· Quasi-Experimental Impact Evaluations of Current Public Programs. Based on the commonly held belief that poverty alleviation is among the most potent tools in trafficking prevention, the lab is conducting impact evaluations of Brazil’s major anti-poverty programs to test this proposition, starting with Brazil’s flagship conditional cash transfer program, Bolsa Familia.
· The Impact of Corporate Sanctions – and How Companies Evade Them. Using relevant time-series data, the lab examines the impact of Brazil’s Dirty List on firm valuation and identifies corporate tactics for evading its intended financial consequences.
· Artificial Intelligence for Identification of Illegal Labor Camps. Using satellite imagery and artificial intelligence tools, the lab is developing algorithms that can quickly identify transitory labor camps associated with illegal deforestation and charcoal production – and often slave labor – enabling more timely intervention than previously possible.
Through collaboration with additional Stanford faculty, the Human Trafficking Data Lab boasts expertise in a broad range of disciplines, including law, economics, medicine, statistics, computer science, and business. The lab is particularly enthusiastic about engaging a number of graduate students and undergraduates in its work, including a PhD student at the Graduate School of Business, who is supporting the lab’s work on corporate governance, and a PhD student in the Department of Statistics supporting the lab’s work in developing decision support algorithms. This summer, two new undergraduates supported by the King Center will join the team, including Maria Clara Rodrigues, who brings both her native Portuguese (she hails from Rio de Janeiro) and coursework in economics and policy.
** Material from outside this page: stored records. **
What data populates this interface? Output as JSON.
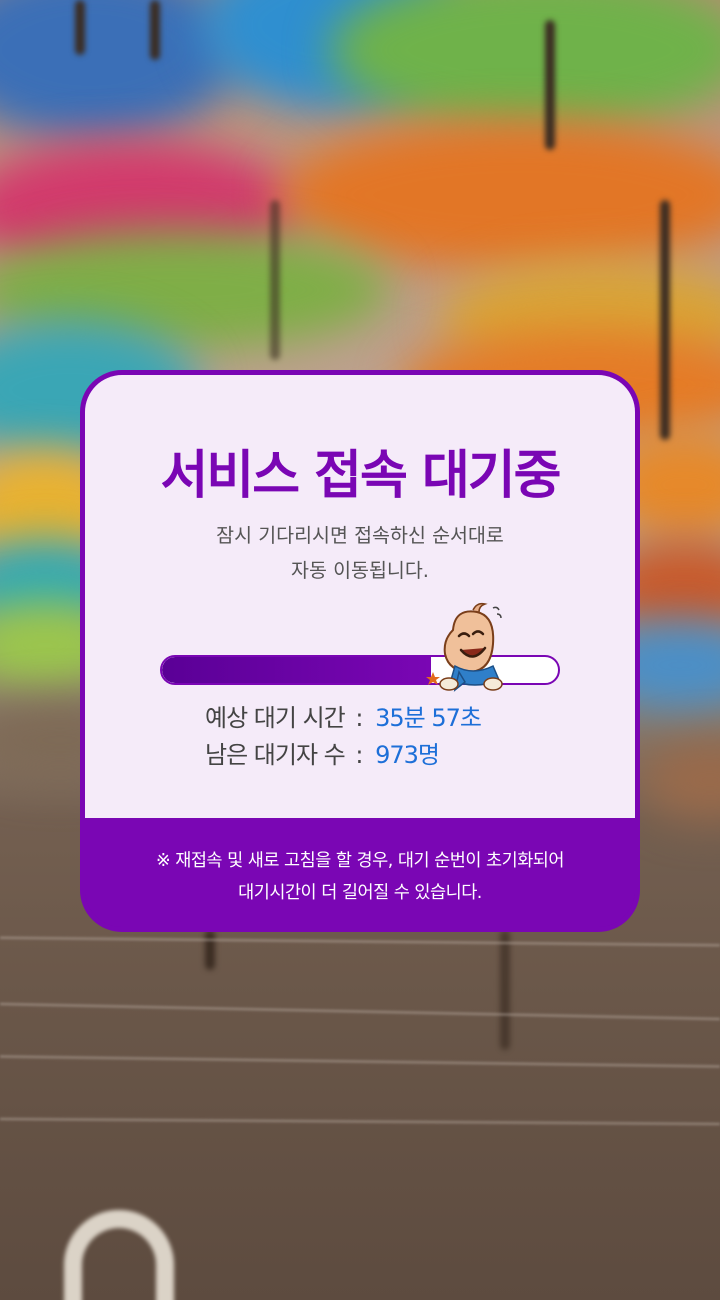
{
  "dialog": {
    "title": "서비스 접속 대기중",
    "subtitle_lines": [
      "잠시 기다리시면 접속하신 순서대로",
      "자동 이동됩니다."
    ],
    "progress": 0.68,
    "wait_time": {
      "label": "예상 대기 시간",
      "separator": ":",
      "value": "35분 57초"
    },
    "queue": {
      "label": "남은 대기자 수",
      "separator": ":",
      "value": "973명"
    },
    "notice_lines": [
      "※ 재접속 및 새로 고침을 할 경우, 대기 순번이 초기화되어",
      "대기시간이 더 길어질 수 있습니다."
    ]
  },
  "colors": {
    "brand": "#7a06b4",
    "value": "#1d6fd8"
  },
  "icons": {
    "mascot": "mascot-character-icon"
  }
}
Together, the students will work to map and document the data repository underlying the work of the lab in an effort to institutionalize and scale its work in other contexts.
“My coursework in policy and economics has led me to believe that systemic reforms as well as local incentives are essential to achieve economic development and promote social justice – I think the lab can help achieve both in the anti-trafficking field,” Rodrigues said. “With the lab, I hope we can advance efforts to implement the best practices in gathering, treating, and disseminating data and at the same time equip me with unique research training that I believe is valuable for my career.”
As the lab navigates the implications of the novel coronavirus pandemic on its various research initiatives, there are plans to travel to Brazil, when able, to engage in two-way learning with key government and civil society stakeholders – gathering a deeper understanding of how existing data are used and how the lab’s work might encourage new insights – while consolidating existing local partnerships. Ensuring the lab’s work meets needs of those at the frontlines of the anti-trafficking effort and promotes successful implementation and scalability to additional countries of supported interventions remains a key priority.